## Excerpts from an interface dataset
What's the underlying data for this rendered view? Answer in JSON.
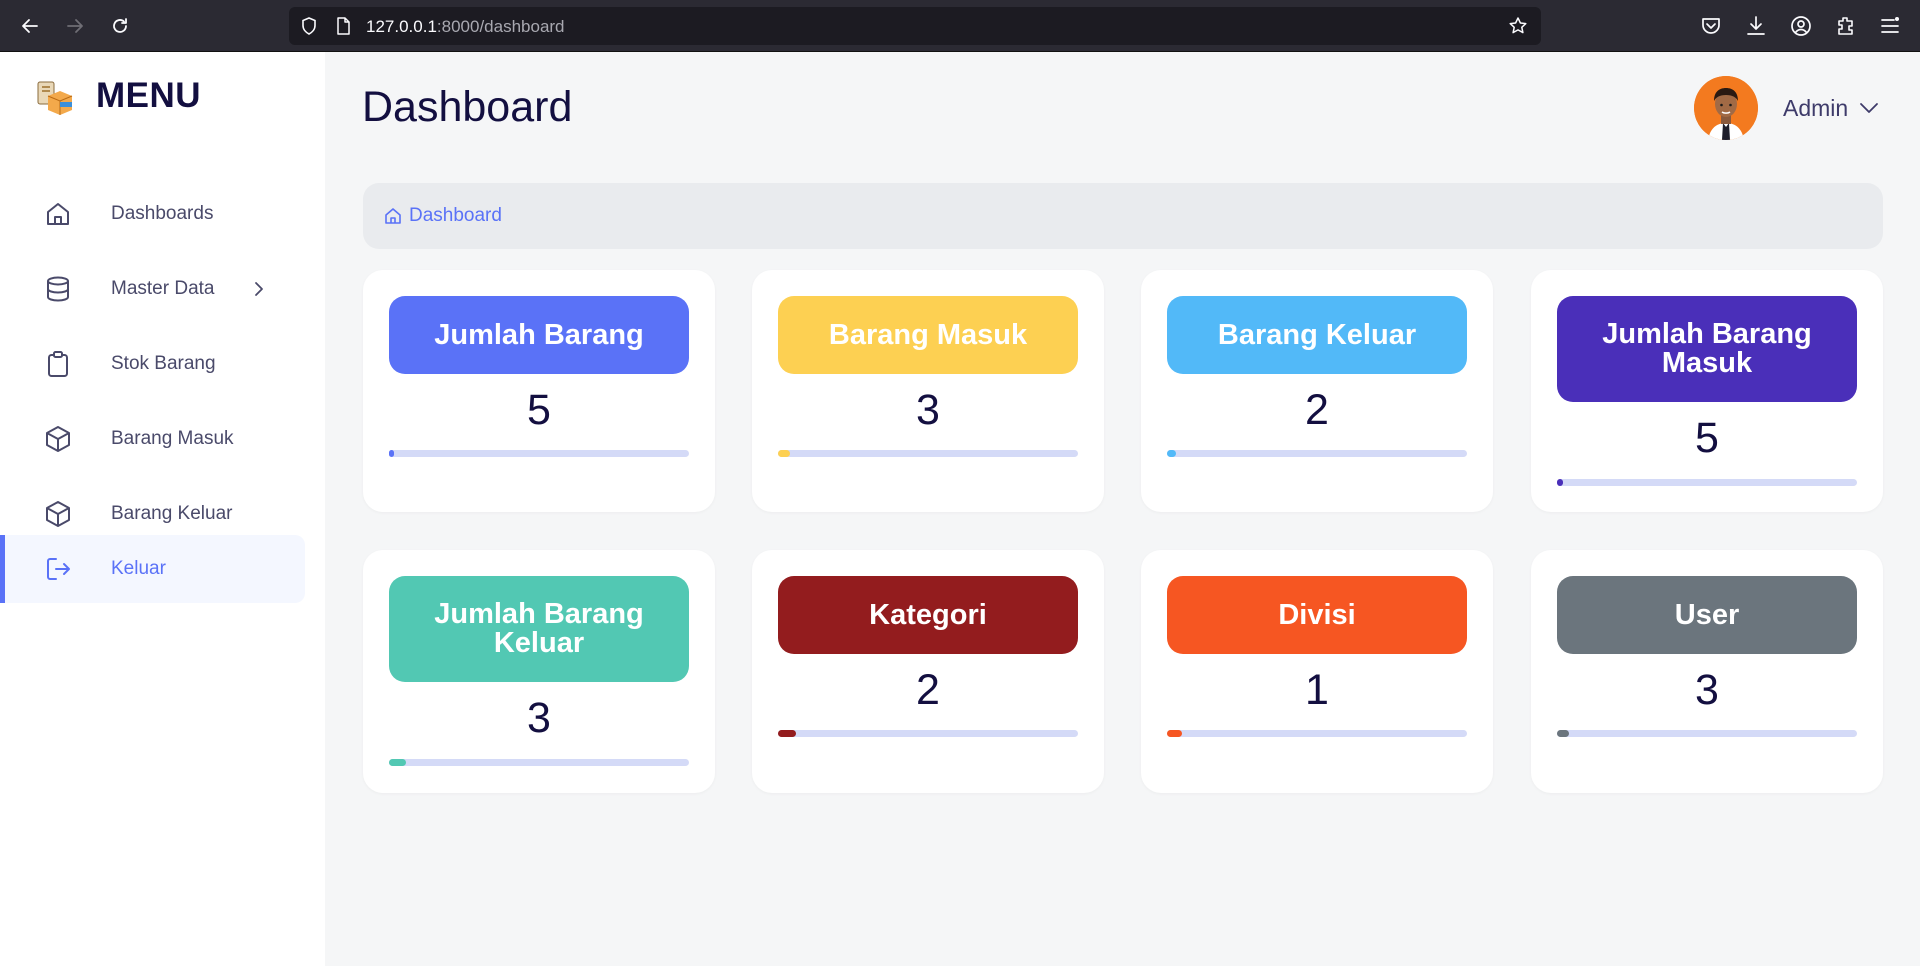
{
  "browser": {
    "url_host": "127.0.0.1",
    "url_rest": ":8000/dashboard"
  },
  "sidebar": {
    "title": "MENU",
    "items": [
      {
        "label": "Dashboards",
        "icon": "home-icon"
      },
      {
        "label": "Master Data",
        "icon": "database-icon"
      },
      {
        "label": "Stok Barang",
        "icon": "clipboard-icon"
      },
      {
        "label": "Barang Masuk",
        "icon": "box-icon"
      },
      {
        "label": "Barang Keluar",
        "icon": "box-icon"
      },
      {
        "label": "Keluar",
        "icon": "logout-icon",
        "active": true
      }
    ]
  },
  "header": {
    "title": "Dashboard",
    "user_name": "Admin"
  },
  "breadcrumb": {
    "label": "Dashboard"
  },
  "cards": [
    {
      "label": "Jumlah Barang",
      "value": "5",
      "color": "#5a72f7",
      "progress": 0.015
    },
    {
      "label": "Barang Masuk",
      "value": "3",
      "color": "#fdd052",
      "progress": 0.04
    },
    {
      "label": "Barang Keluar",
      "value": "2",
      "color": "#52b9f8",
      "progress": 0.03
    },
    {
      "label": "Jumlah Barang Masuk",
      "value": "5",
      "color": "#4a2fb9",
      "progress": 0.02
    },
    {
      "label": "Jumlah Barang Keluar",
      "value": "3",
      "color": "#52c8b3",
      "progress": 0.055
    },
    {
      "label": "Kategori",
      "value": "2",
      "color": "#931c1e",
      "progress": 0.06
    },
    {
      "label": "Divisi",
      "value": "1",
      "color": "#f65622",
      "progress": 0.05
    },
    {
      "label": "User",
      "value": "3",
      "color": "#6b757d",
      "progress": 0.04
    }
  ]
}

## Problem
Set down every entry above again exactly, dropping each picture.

## Answer area
What's the underlying data for this rendered view? Answer in JSON.
{
  "browser": {
    "url_host": "127.0.0.1",
    "url_rest": ":8000/dashboard"
  },
  "sidebar": {
    "title": "MENU",
    "items": [
      {
        "label": "Dashboards",
        "icon": "home-icon"
      },
      {
        "label": "Master Data",
        "icon": "database-icon"
      },
      {
        "label": "Stok Barang",
        "icon": "clipboard-icon"
      },
      {
        "label": "Barang Masuk",
        "icon": "box-icon"
      },
      {
        "label": "Barang Keluar",
        "icon": "box-icon"
      },
      {
        "label": "Keluar",
        "icon": "logout-icon",
        "active": true
      }
    ]
  },
  "header": {
    "title": "Dashboard",
    "user_name": "Admin"
  },
  "breadcrumb": {
    "label": "Dashboard"
  },
  "cards": [
    {
      "label": "Jumlah Barang",
      "value": "5",
      "color": "#5a72f7",
      "progress": 0.015
    },
    {
      "label": "Barang Masuk",
      "value": "3",
      "color": "#fdd052",
      "progress": 0.04
    },
    {
      "label": "Barang Keluar",
      "value": "2",
      "color": "#52b9f8",
      "progress": 0.03
    },
    {
      "label": "Jumlah Barang Masuk",
      "value": "5",
      "color": "#4a2fb9",
      "progress": 0.02
    },
    {
      "label": "Jumlah Barang Keluar",
      "value": "3",
      "color": "#52c8b3",
      "progress": 0.055
    },
    {
      "label": "Kategori",
      "value": "2",
      "color": "#931c1e",
      "progress": 0.06
    },
    {
      "label": "Divisi",
      "value": "1",
      "color": "#f65622",
      "progress": 0.05
    },
    {
      "label": "User",
      "value": "3",
      "color": "#6b757d",
      "progress": 0.04
    }
  ]
}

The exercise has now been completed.